A Deeper Look Into The Disabling Side-Effects Of Cancer Treatment
For many cancer survivors, 2018 has been an extraordinary year for research into the various and often disabling side-effects of cancer care. For decades, the healthcare industry has understandably been focused on making sure as many patients survive the disease as possible. However, with now millions of survivors in the world, a new field in medicine is being dedicated to researching what happens to those past the “all clear.”
In 2018, a study revealed that some women with early-stage breast cancer can take less radiotherapy without compromising their chance of survival. Another work aims to find a cure for male infertility caused by childhood cancer therapy. Stanford University researchers also suggest that “chemo brain” may be treatable. With all the current cancer survivorship research, 2019 shows a brighter future for all cancer survivors.

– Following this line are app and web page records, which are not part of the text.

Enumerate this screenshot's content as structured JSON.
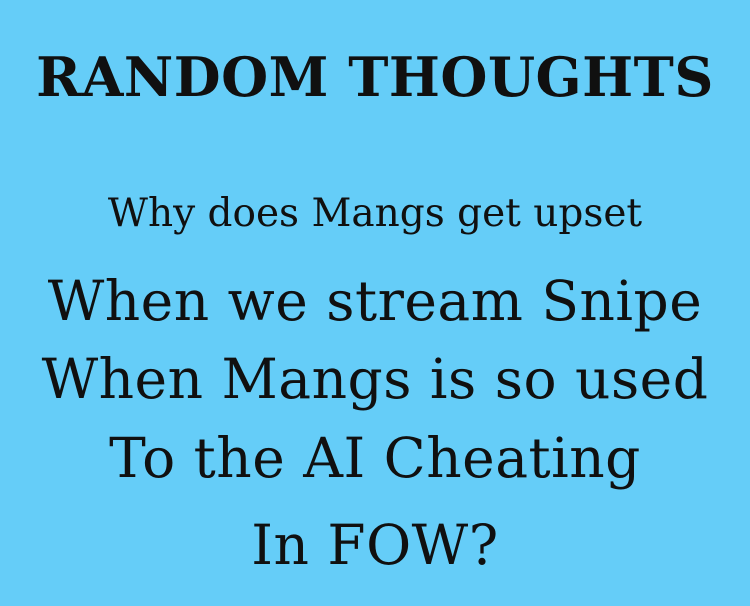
{
  "title": "RANDOM THOUGHTS",
  "subtitle": "Why does Mangs get upset",
  "lines": [
    "When we stream Snipe",
    "When Mangs is so used",
    "To the AI Cheating",
    "In FOW?"
  ],
  "colors": {
    "background": "#65cdf8",
    "text": "#101010"
  }
}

Organoids – A Potent Weapon In Modern Cancer Medicine
Organoids are tiny lab-grown organs created from patient tissue samples. The amazing thing about them is that they allow researchers to test medicines on patient tumors before determining which to give the patient. The resistance of cancer cells often hinders treatment, specifically chemotherapy and radiotherapy. Scientists use organoids to study the mechanisms of resistance of cancer stem cells as potential treatment targets.
But this technique is by no means perfect. For instance, it can be difficult to create organoids from brain tumors compared to other tumor types. Lab-grown organoids are not connected to a body system nor they have a blood supply. These factors may affect the response of a patient to anti-cancer drugs. This year, we hope to see more progress in organoid development and culture them to make more accurate models.
While the “cure for cancer” still seems quite elusive, every year modern medicine becomes more innovative. In 2019, expect to gain access to earlier detection, more effective therapies, and better management of side effects.